My search pulled up the usual results, and sure enough, many of the symptoms listed matched how I was feeling. Maybe this was it! Getting excited, I tried other term combinations. Then I noticed one particular result. A blog? Curious, I clicked through and what I read at A Little Pregnant changed me.
Infertile? IVF? I had heard these words before but hadn’t dwelled on them. I read a few posts and learned that Julie’s son was born prematurely at 30 weeks gestation, after her fourth round of in-vitro fertilization. I read about her struggle to become, and stay, pregnant. I scanned medication names like Lupron, Repronex, and Follistim, not quite understanding what each was supposed to accomplish (besides a baby).

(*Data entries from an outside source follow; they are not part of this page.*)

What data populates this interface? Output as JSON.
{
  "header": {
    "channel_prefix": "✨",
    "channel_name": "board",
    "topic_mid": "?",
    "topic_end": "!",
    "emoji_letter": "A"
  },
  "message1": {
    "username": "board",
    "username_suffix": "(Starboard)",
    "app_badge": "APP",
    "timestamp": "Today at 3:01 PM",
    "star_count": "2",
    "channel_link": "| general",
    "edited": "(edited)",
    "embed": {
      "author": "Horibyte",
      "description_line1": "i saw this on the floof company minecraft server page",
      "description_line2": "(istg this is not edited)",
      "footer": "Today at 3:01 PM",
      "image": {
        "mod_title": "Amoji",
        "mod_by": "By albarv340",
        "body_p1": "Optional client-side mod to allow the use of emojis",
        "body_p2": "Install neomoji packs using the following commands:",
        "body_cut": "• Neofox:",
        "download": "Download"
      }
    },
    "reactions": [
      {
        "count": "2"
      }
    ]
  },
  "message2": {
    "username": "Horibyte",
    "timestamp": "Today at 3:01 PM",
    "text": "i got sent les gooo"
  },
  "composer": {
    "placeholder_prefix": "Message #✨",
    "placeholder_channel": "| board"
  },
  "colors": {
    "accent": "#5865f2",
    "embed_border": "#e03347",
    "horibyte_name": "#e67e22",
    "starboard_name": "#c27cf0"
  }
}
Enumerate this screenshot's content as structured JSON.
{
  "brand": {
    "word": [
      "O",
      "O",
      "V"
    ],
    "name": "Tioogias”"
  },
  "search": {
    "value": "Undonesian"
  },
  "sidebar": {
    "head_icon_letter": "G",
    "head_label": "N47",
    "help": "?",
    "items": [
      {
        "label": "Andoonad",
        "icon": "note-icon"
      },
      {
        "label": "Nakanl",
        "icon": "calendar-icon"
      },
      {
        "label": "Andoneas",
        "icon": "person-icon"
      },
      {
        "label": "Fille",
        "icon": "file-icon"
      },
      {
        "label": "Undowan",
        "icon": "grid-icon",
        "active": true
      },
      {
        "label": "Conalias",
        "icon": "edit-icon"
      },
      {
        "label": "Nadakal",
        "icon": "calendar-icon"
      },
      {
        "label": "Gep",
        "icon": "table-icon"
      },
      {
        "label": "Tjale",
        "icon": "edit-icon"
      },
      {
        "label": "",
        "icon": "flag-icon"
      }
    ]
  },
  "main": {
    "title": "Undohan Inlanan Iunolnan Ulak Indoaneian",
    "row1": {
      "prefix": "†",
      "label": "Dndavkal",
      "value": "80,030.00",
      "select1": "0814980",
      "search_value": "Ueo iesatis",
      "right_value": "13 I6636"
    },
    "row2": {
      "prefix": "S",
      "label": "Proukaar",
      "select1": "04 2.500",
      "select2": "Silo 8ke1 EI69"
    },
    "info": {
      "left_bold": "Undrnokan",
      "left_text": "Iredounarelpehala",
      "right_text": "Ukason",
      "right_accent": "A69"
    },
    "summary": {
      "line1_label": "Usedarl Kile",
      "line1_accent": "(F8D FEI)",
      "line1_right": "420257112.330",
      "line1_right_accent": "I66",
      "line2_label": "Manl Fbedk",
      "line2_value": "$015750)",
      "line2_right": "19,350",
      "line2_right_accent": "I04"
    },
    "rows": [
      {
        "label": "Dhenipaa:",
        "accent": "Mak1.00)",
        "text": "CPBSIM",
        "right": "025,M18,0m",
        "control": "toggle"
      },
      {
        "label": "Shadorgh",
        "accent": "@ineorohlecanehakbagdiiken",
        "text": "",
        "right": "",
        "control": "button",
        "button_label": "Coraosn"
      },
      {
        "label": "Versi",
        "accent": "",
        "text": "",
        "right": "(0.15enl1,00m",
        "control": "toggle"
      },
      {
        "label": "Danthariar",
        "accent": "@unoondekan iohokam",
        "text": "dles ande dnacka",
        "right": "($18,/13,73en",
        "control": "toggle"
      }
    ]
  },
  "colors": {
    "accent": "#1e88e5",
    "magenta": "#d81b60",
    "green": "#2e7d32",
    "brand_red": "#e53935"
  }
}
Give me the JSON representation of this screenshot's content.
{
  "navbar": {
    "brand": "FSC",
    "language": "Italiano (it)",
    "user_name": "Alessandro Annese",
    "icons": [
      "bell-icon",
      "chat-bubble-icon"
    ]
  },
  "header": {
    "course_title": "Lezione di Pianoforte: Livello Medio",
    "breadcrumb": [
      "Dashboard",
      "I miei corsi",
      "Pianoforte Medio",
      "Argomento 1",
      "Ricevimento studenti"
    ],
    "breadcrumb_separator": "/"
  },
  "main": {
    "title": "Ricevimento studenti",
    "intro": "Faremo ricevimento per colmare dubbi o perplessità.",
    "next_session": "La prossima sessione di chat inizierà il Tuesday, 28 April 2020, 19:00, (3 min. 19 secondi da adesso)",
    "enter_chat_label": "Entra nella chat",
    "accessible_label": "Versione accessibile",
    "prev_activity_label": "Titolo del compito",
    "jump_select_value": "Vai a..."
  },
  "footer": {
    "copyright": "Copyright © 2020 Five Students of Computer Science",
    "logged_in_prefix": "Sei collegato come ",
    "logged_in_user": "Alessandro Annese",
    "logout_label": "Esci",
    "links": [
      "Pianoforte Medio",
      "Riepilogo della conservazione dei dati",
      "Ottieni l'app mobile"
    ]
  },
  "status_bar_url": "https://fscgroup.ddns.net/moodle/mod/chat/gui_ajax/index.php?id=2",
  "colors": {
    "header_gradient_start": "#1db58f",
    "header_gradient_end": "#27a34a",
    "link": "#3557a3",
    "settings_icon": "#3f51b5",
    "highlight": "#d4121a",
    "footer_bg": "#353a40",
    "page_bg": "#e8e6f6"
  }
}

As I read through Julie’s archives, I was struck again and again by her writing style, humor, and honesty. Who was this woman? And who are all of these people that left comments on her blog? Were they all going through what she had gone through?
Blogrolls and commenters lead me to other sites. I found Karen at “The Naked Ovary” (now Momstrous), Julia at “Here be Hippogriffs,” Cecily at “and I wasted all that birth control” (now Uppercasewoman). Each one had a story to tell about their infertility and journey to parenthood.

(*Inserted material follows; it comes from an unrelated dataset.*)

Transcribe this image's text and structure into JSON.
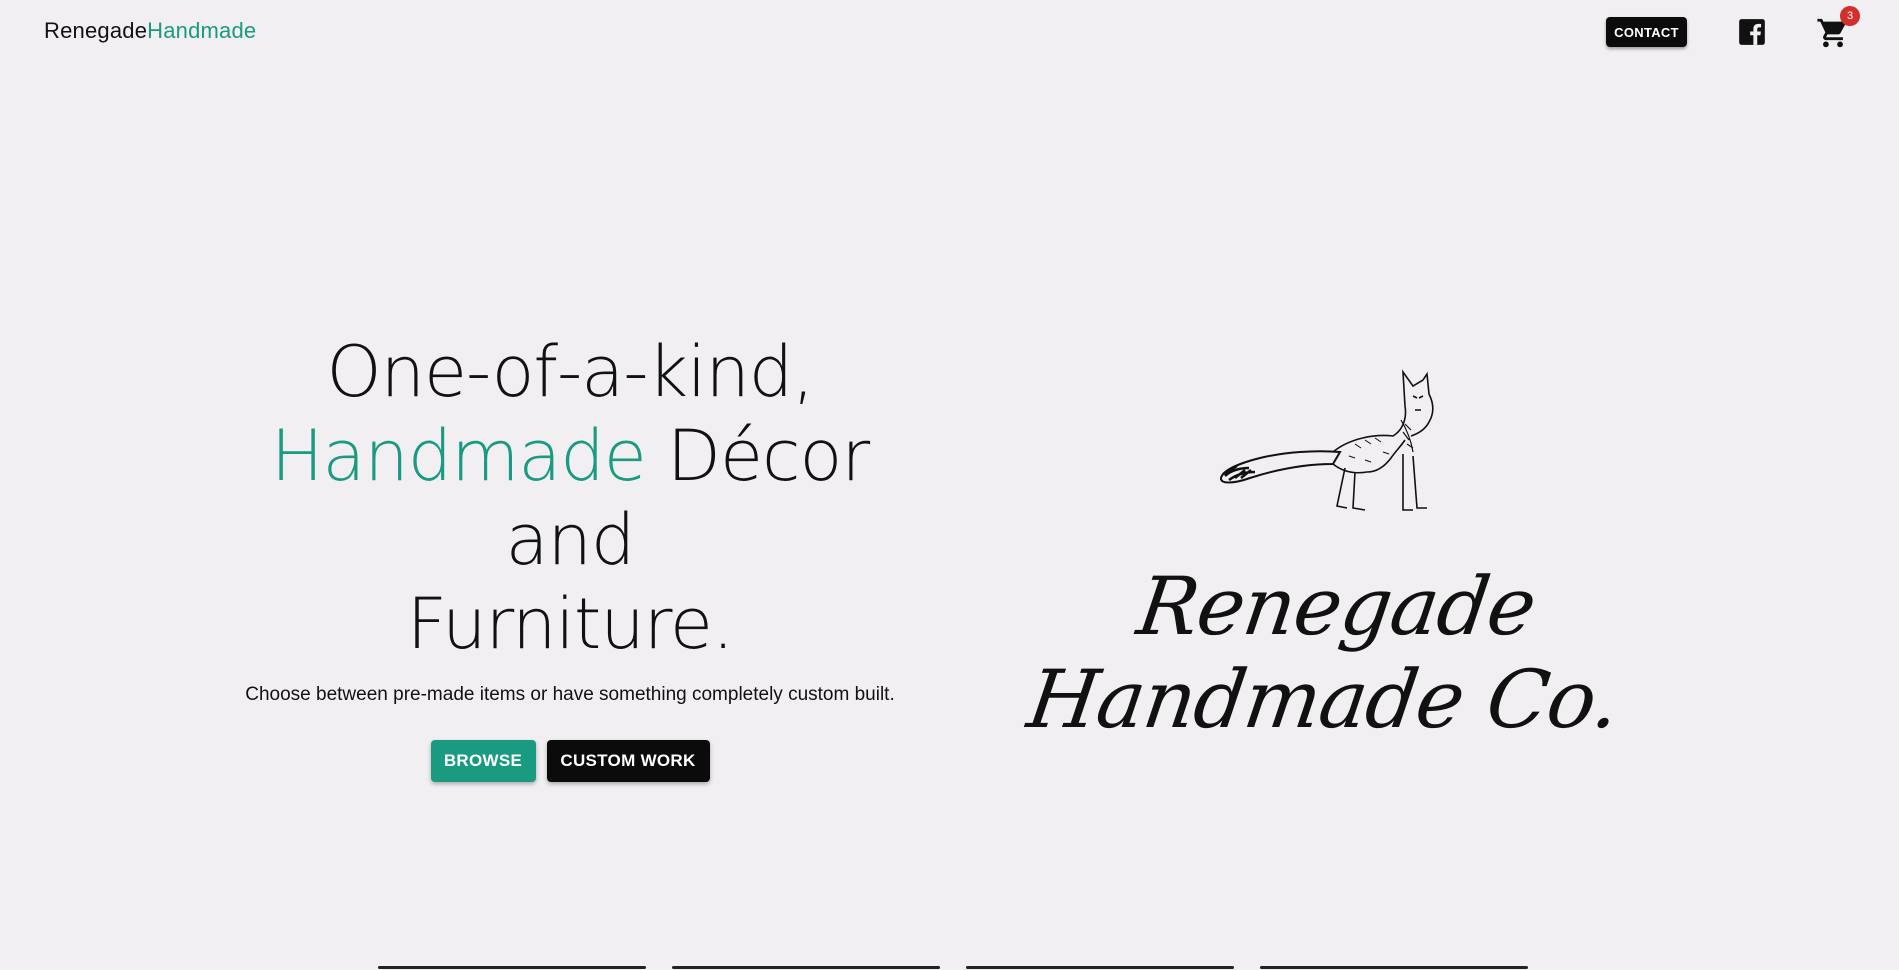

I started to feel sick. Not from morning sickness, but from guilt. I had found a community that I didn’t know existed while blissfully researching a potential “OOPS!” pregnancy.

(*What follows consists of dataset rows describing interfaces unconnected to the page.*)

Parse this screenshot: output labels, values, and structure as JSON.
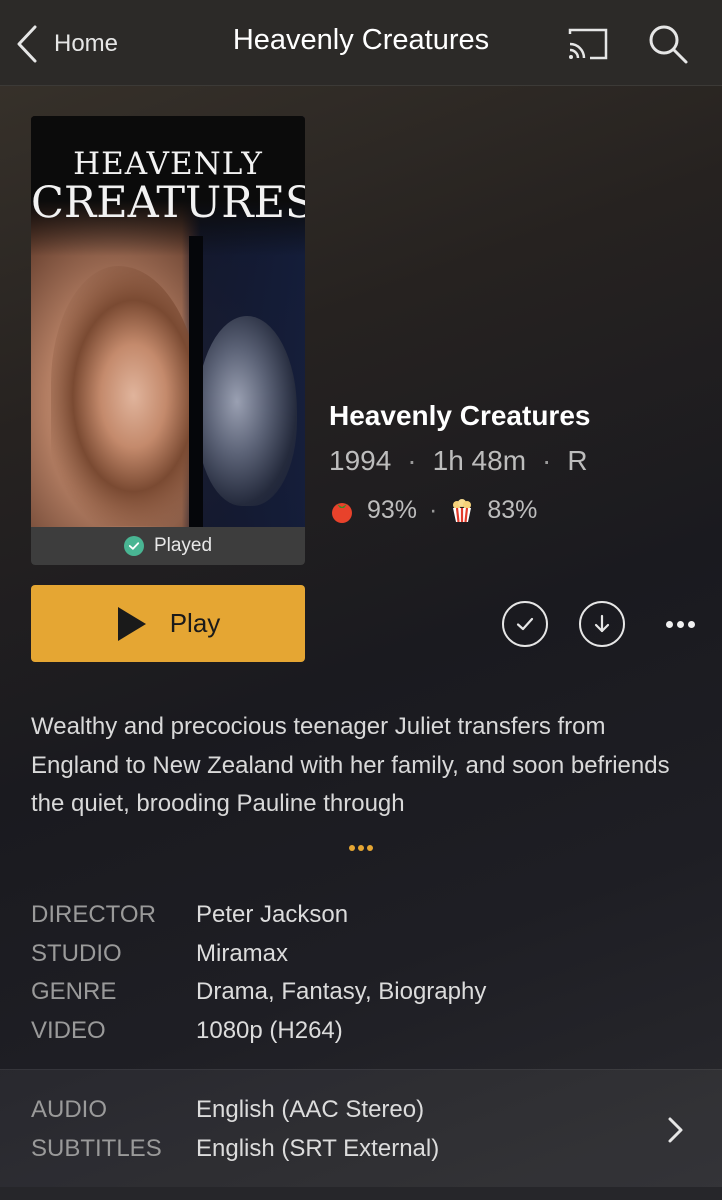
{
  "nav": {
    "back_label": "Home",
    "title": "Heavenly Creatures"
  },
  "poster": {
    "title_line1": "HEAVENLY",
    "title_line2": "CREATURES",
    "played_label": "Played"
  },
  "meta": {
    "title": "Heavenly Creatures",
    "year": "1994",
    "duration": "1h 48m",
    "rating": "R",
    "critic_score": "93%",
    "audience_score": "83%"
  },
  "actions": {
    "play_label": "Play"
  },
  "summary": "Wealthy and precocious teenager Juliet transfers from England to New Zealand with her family, and soon befriends the quiet, brooding Pauline through",
  "details": [
    {
      "key": "DIRECTOR",
      "value": "Peter Jackson"
    },
    {
      "key": "STUDIO",
      "value": "Miramax"
    },
    {
      "key": "GENRE",
      "value": "Drama, Fantasy, Biography"
    },
    {
      "key": "VIDEO",
      "value": "1080p (H264)"
    }
  ],
  "streams": [
    {
      "key": "AUDIO",
      "value": "English (AAC Stereo)"
    },
    {
      "key": "SUBTITLES",
      "value": "English (SRT External)"
    }
  ],
  "colors": {
    "accent": "#e5a633",
    "played": "#49b593",
    "tomato": "#e8422b",
    "popcorn": "#e23b2b"
  },
  "icons": {
    "back": "chevron-left-icon",
    "cast": "cast-icon",
    "search": "search-icon",
    "played": "check-circle-icon",
    "critic": "tomato-icon",
    "audience": "popcorn-icon",
    "play": "play-icon",
    "watched": "check-icon",
    "download": "download-icon",
    "more": "more-icon",
    "streams": "chevron-right-icon"
  }
}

Eight months later, Little K was born. I kept reading the blogs. Some turned into parenting blogs, some continued trying for a child. I read along, celebrating with joys and crying for disappointments, and prayed.
I wanted to help but didn’t know how.
Eventually Julie cycled again, this time with donor eggs. That caught my attention! I started researching and asking questions. I looked for other bloggers pursuing similar treatment. Maybe this was it?
After more prayer, soul searching, and research, I reached out to my local Center for Reproductive Medicine. I completed the initial application and waited for their response. Several months later I was invited in for a physical, ultrasound, and blood work. I was asked to report to an office down the street for a psychological evaluation. A few weeks later, CRM contacted me to let me know I passed the screenings and was now a donor in their program.
It took another year after that to be selected by a recipient. Throughout the process, I watched Little K grow from a baby into a rambunctious toddler. By the time my first donation was complete, Little K was almost four years old. Cuddling with my girl after recovery was so sweet; I couldn’t help thinking about my recipient and hoping that she would have the same opportunity to cuddle with her child next year.
I know next to nothing about the women who receive my eggs. Given the information shared on my donor profile, I can make an educated guess as to their features, complexion, descent, and hobbies. I do not know if they are married or single, gay or straight, young or old, Christian or not.
Each time I take part in a donation, I pray for the recipient(s). That she will become pregnant and be able to carry the child to term. That she has opened her heart to a child that is not genetically related to her. And that if she is in a relationship, it is loving and will hold together through the strain of having a child.
I know that my mother prays, too, for the child to be born into a Christian family and experience salvation. I mostly pray for the child to grow up happy, with the knowledge that its parent(s) loved it so much that they did everything in their power to create this new life.
The men and women who pursue treatment love their child before it is created: this is the story behind infertility. (That sounds familiar.)
What greater gift can children receive than to know they are wanted?
To know they are loved.